EXERCISE DESCRIPTION => The entries are to be reproduced verbatim, with all pictures omitted.

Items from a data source
····················
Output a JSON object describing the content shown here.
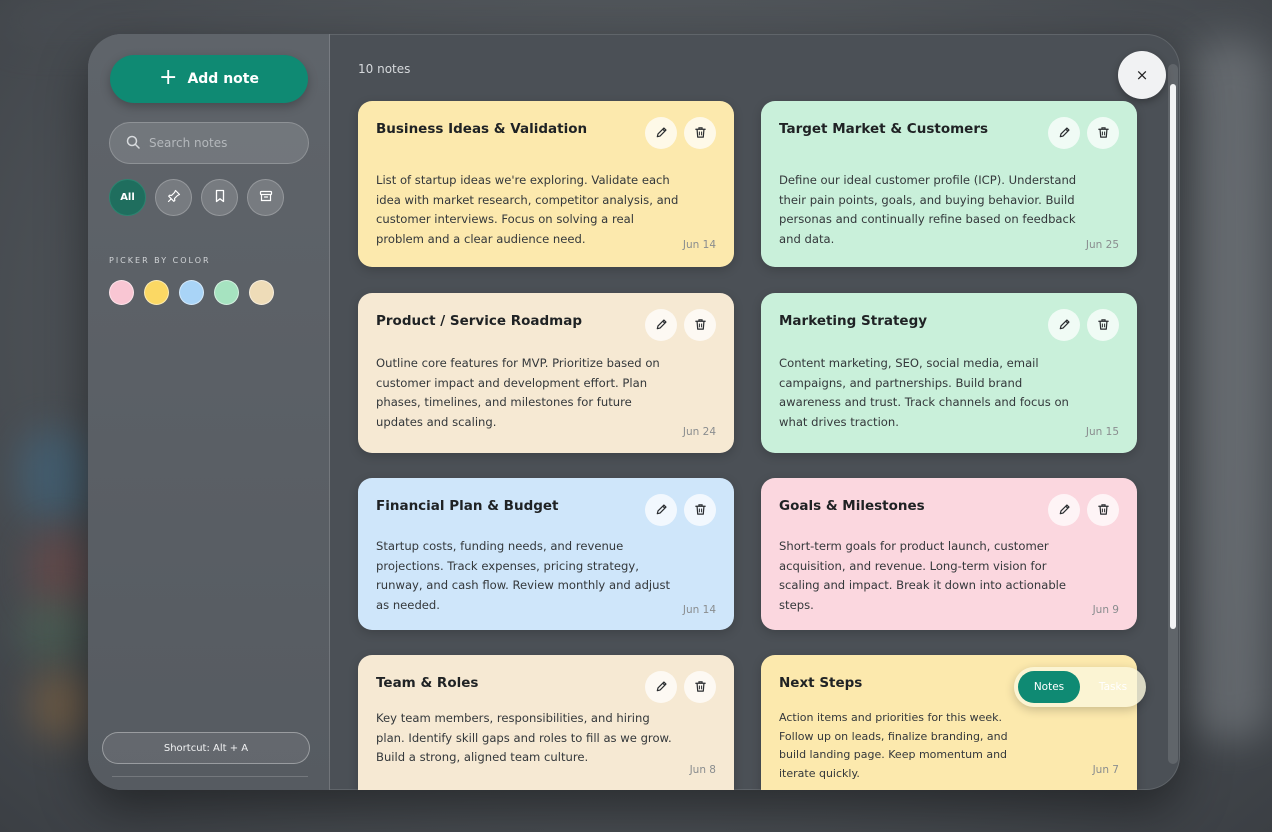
{
  "sidebar": {
    "add_note_label": "Add note",
    "search_placeholder": "Search notes",
    "filters": [
      {
        "label": "All",
        "icon": "all",
        "active": true
      },
      {
        "label": "",
        "icon": "pin-icon"
      },
      {
        "label": "",
        "icon": "bookmark-icon"
      },
      {
        "label": "",
        "icon": "archive-icon"
      }
    ],
    "picker_label": "PICKER BY COLOR",
    "swatches": [
      "#f9c6d3",
      "#fbd864",
      "#a9d4f7",
      "#a6e3c0",
      "#eedcb8"
    ],
    "shortcut_label": "Shortcut: Alt + A"
  },
  "main": {
    "count_label": "10 notes",
    "close_label": "×",
    "notes": [
      {
        "title": "Business Ideas & Validation",
        "body": "List of startup ideas we're exploring. Validate each idea with market research, competitor analysis, and customer interviews. Focus on solving a real problem and a clear audience need.",
        "date": "Jun 14",
        "color": "yellow"
      },
      {
        "title": "Target Market & Customers",
        "body": "Define our ideal customer profile (ICP). Understand their pain points, goals, and buying behavior. Build personas and continually refine based on feedback and data.",
        "date": "Jun 25",
        "color": "mint"
      },
      {
        "title": "Product / Service Roadmap",
        "body": "Outline core features for MVP. Prioritize based on customer impact and development effort. Plan phases, timelines, and milestones for future updates and scaling.",
        "date": "Jun 24",
        "color": "cream"
      },
      {
        "title": "Marketing Strategy",
        "body": "Content marketing, SEO, social media, email campaigns, and partnerships. Build brand awareness and trust. Track channels and focus on what drives traction.",
        "date": "Jun 15",
        "color": "mint"
      },
      {
        "title": "Financial Plan & Budget",
        "body": "Startup costs, funding needs, and revenue projections. Track expenses, pricing strategy, runway, and cash flow. Review monthly and adjust as needed.",
        "date": "Jun 14",
        "color": "blue"
      },
      {
        "title": "Goals & Milestones",
        "body": "Short-term goals for product launch, customer acquisition, and revenue. Long-term vision for scaling and impact. Break it down into actionable steps.",
        "date": "Jun 9",
        "color": "pink"
      },
      {
        "title": "Team & Roles",
        "body": "Key team members, responsibilities, and hiring plan. Identify skill gaps and roles to fill as we grow. Build a strong, aligned team culture.",
        "date": "Jun 8",
        "color": "cream"
      },
      {
        "title": "Next Steps",
        "body": "Action items and priorities for this week. Follow up on leads, finalize branding, and build landing page. Keep momentum and iterate quickly.",
        "date": "Jun 7",
        "color": "yellow"
      }
    ],
    "toggle": {
      "active": "Notes",
      "inactive": "Tasks"
    }
  }
}
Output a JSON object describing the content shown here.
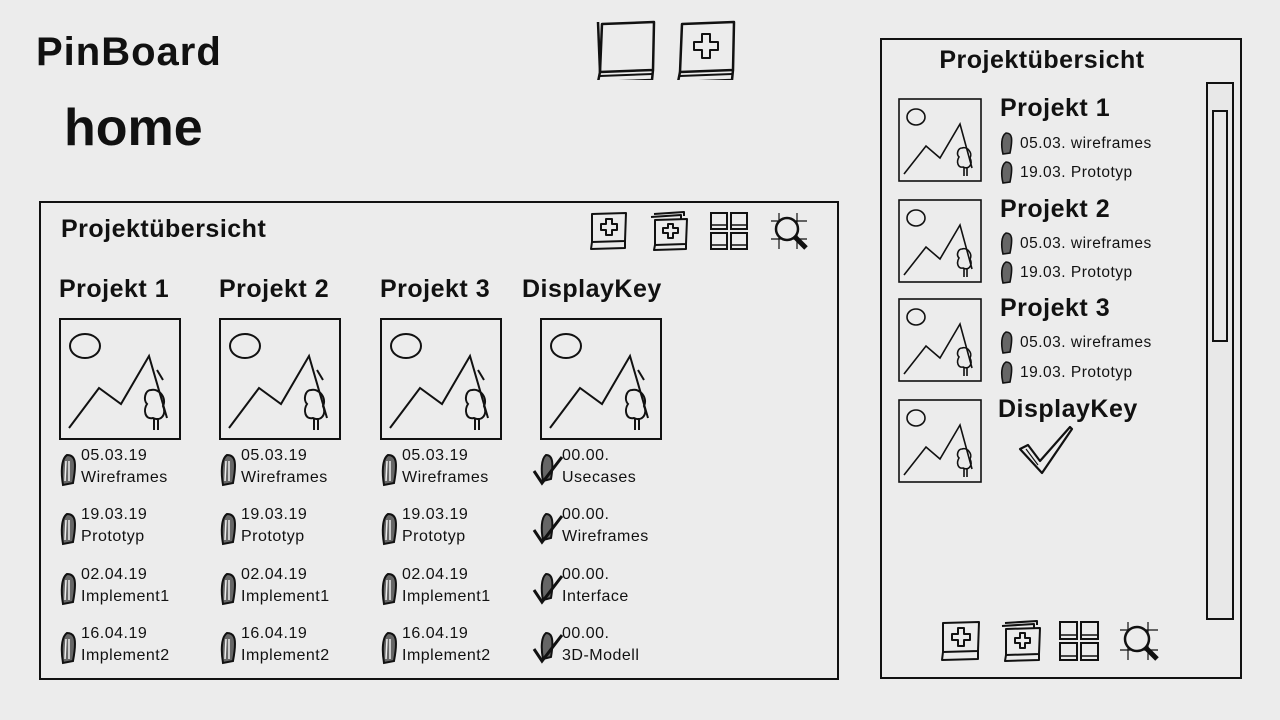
{
  "app": {
    "title": "PinBoard"
  },
  "page": {
    "heading": "home"
  },
  "toolbar": {
    "icons": [
      "blank-board-icon",
      "add-board-icon"
    ]
  },
  "main_panel": {
    "title": "Projektübersicht",
    "tools": [
      "add-icon",
      "add-multiple-icon",
      "grid-view-icon",
      "search-zoom-icon"
    ],
    "columns": [
      {
        "title": "Projekt 1",
        "entries": [
          {
            "date": "05.03.19",
            "label": "Wireframes",
            "icon": "pen-icon"
          },
          {
            "date": "19.03.19",
            "label": "Prototyp",
            "icon": "pen-icon"
          },
          {
            "date": "02.04.19",
            "label": "Implement1",
            "icon": "pen-icon"
          },
          {
            "date": "16.04.19",
            "label": "Implement2",
            "icon": "pen-icon"
          }
        ]
      },
      {
        "title": "Projekt 2",
        "entries": [
          {
            "date": "05.03.19",
            "label": "Wireframes",
            "icon": "pen-icon"
          },
          {
            "date": "19.03.19",
            "label": "Prototyp",
            "icon": "pen-icon"
          },
          {
            "date": "02.04.19",
            "label": "Implement1",
            "icon": "pen-icon"
          },
          {
            "date": "16.04.19",
            "label": "Implement2",
            "icon": "pen-icon"
          }
        ]
      },
      {
        "title": "Projekt 3",
        "entries": [
          {
            "date": "05.03.19",
            "label": "Wireframes",
            "icon": "pen-icon"
          },
          {
            "date": "19.03.19",
            "label": "Prototyp",
            "icon": "pen-icon"
          },
          {
            "date": "02.04.19",
            "label": "Implement1",
            "icon": "pen-icon"
          },
          {
            "date": "16.04.19",
            "label": "Implement2",
            "icon": "pen-icon"
          }
        ]
      },
      {
        "title": "DisplayKey",
        "entries": [
          {
            "date": "00.00.",
            "label": "Usecases",
            "icon": "pen-check-icon"
          },
          {
            "date": "00.00.",
            "label": "Wireframes",
            "icon": "pen-check-icon"
          },
          {
            "date": "00.00.",
            "label": "Interface",
            "icon": "pen-check-icon"
          },
          {
            "date": "00.00.",
            "label": "3D-Modell",
            "icon": "pen-check-icon"
          }
        ]
      }
    ]
  },
  "side_panel": {
    "title": "Projektübersicht",
    "items": [
      {
        "title": "Projekt 1",
        "lines": [
          "05.03. wireframes",
          "19.03. Prototyp"
        ]
      },
      {
        "title": "Projekt 2",
        "lines": [
          "05.03. wireframes",
          "19.03. Prototyp"
        ]
      },
      {
        "title": "Projekt 3",
        "lines": [
          "05.03. wireframes",
          "19.03. Prototyp"
        ]
      },
      {
        "title": "DisplayKey",
        "lines": []
      }
    ],
    "tools": [
      "add-icon",
      "add-multiple-icon",
      "grid-view-icon",
      "search-zoom-icon"
    ]
  }
}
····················
TASK OUTPUT =>
Output a JSON object describing the content shown here.
{
  "sidebar": {
    "add_note_label": "Add note",
    "search_placeholder": "Search notes",
    "filters": [
      {
        "label": "All",
        "icon": "all",
        "active": true
      },
      {
        "label": "",
        "icon": "pin-icon"
      },
      {
        "label": "",
        "icon": "bookmark-icon"
      },
      {
        "label": "",
        "icon": "archive-icon"
      }
    ],
    "picker_label": "PICKER BY COLOR",
    "swatches": [
      "#f9c6d3",
      "#fbd864",
      "#a9d4f7",
      "#a6e3c0",
      "#eedcb8"
    ],
    "shortcut_label": "Shortcut: Alt + A"
  },
  "main": {
    "count_label": "10 notes",
    "close_label": "×",
    "notes": [
      {
        "title": "Business Ideas & Validation",
        "body": "List of startup ideas we're exploring. Validate each idea with market research, competitor analysis, and customer interviews. Focus on solving a real problem and a clear audience need.",
        "date": "Jun 14",
        "color": "yellow"
      },
      {
        "title": "Target Market & Customers",
        "body": "Define our ideal customer profile (ICP). Understand their pain points, goals, and buying behavior. Build personas and continually refine based on feedback and data.",
        "date": "Jun 25",
        "color": "mint"
      },
      {
        "title": "Product / Service Roadmap",
        "body": "Outline core features for MVP. Prioritize based on customer impact and development effort. Plan phases, timelines, and milestones for future updates and scaling.",
        "date": "Jun 24",
        "color": "cream"
      },
      {
        "title": "Marketing Strategy",
        "body": "Content marketing, SEO, social media, email campaigns, and partnerships. Build brand awareness and trust. Track channels and focus on what drives traction.",
        "date": "Jun 15",
        "color": "mint"
      },
      {
        "title": "Financial Plan & Budget",
        "body": "Startup costs, funding needs, and revenue projections. Track expenses, pricing strategy, runway, and cash flow. Review monthly and adjust as needed.",
        "date": "Jun 14",
        "color": "blue"
      },
      {
        "title": "Goals & Milestones",
        "body": "Short-term goals for product launch, customer acquisition, and revenue. Long-term vision for scaling and impact. Break it down into actionable steps.",
        "date": "Jun 9",
        "color": "pink"
      },
      {
        "title": "Team & Roles",
        "body": "Key team members, responsibilities, and hiring plan. Identify skill gaps and roles to fill as we grow. Build a strong, aligned team culture.",
        "date": "Jun 8",
        "color": "cream"
      },
      {
        "title": "Next Steps",
        "body": "Action items and priorities for this week. Follow up on leads, finalize branding, and build landing page. Keep momentum and iterate quickly.",
        "date": "Jun 7",
        "color": "yellow"
      }
    ],
    "toggle": {
      "active": "Notes",
      "inactive": "Tasks"
    }
  }
}
Output a JSON object describing the content shown here.
{
  "app": {
    "title": "PinBoard"
  },
  "page": {
    "heading": "home"
  },
  "toolbar": {
    "icons": [
      "blank-board-icon",
      "add-board-icon"
    ]
  },
  "main_panel": {
    "title": "Projektübersicht",
    "tools": [
      "add-icon",
      "add-multiple-icon",
      "grid-view-icon",
      "search-zoom-icon"
    ],
    "columns": [
      {
        "title": "Projekt 1",
        "entries": [
          {
            "date": "05.03.19",
            "label": "Wireframes",
            "icon": "pen-icon"
          },
          {
            "date": "19.03.19",
            "label": "Prototyp",
            "icon": "pen-icon"
          },
          {
            "date": "02.04.19",
            "label": "Implement1",
            "icon": "pen-icon"
          },
          {
            "date": "16.04.19",
            "label": "Implement2",
            "icon": "pen-icon"
          }
        ]
      },
      {
        "title": "Projekt 2",
        "entries": [
          {
            "date": "05.03.19",
            "label": "Wireframes",
            "icon": "pen-icon"
          },
          {
            "date": "19.03.19",
            "label": "Prototyp",
            "icon": "pen-icon"
          },
          {
            "date": "02.04.19",
            "label": "Implement1",
            "icon": "pen-icon"
          },
          {
            "date": "16.04.19",
            "label": "Implement2",
            "icon": "pen-icon"
          }
        ]
      },
      {
        "title": "Projekt 3",
        "entries": [
          {
            "date": "05.03.19",
            "label": "Wireframes",
            "icon": "pen-icon"
          },
          {
            "date": "19.03.19",
            "label": "Prototyp",
            "icon": "pen-icon"
          },
          {
            "date": "02.04.19",
            "label": "Implement1",
            "icon": "pen-icon"
          },
          {
            "date": "16.04.19",
            "label": "Implement2",
            "icon": "pen-icon"
          }
        ]
      },
      {
        "title": "DisplayKey",
        "entries": [
          {
            "date": "00.00.",
            "label": "Usecases",
            "icon": "pen-check-icon"
          },
          {
            "date": "00.00.",
            "label": "Wireframes",
            "icon": "pen-check-icon"
          },
          {
            "date": "00.00.",
            "label": "Interface",
            "icon": "pen-check-icon"
          },
          {
            "date": "00.00.",
            "label": "3D-Modell",
            "icon": "pen-check-icon"
          }
        ]
      }
    ]
  },
  "side_panel": {
    "title": "Projektübersicht",
    "items": [
      {
        "title": "Projekt 1",
        "lines": [
          "05.03. wireframes",
          "19.03. Prototyp"
        ]
      },
      {
        "title": "Projekt 2",
        "lines": [
          "05.03. wireframes",
          "19.03. Prototyp"
        ]
      },
      {
        "title": "Projekt 3",
        "lines": [
          "05.03. wireframes",
          "19.03. Prototyp"
        ]
      },
      {
        "title": "DisplayKey",
        "lines": []
      }
    ],
    "tools": [
      "add-icon",
      "add-multiple-icon",
      "grid-view-icon",
      "search-zoom-icon"
    ]
  }
}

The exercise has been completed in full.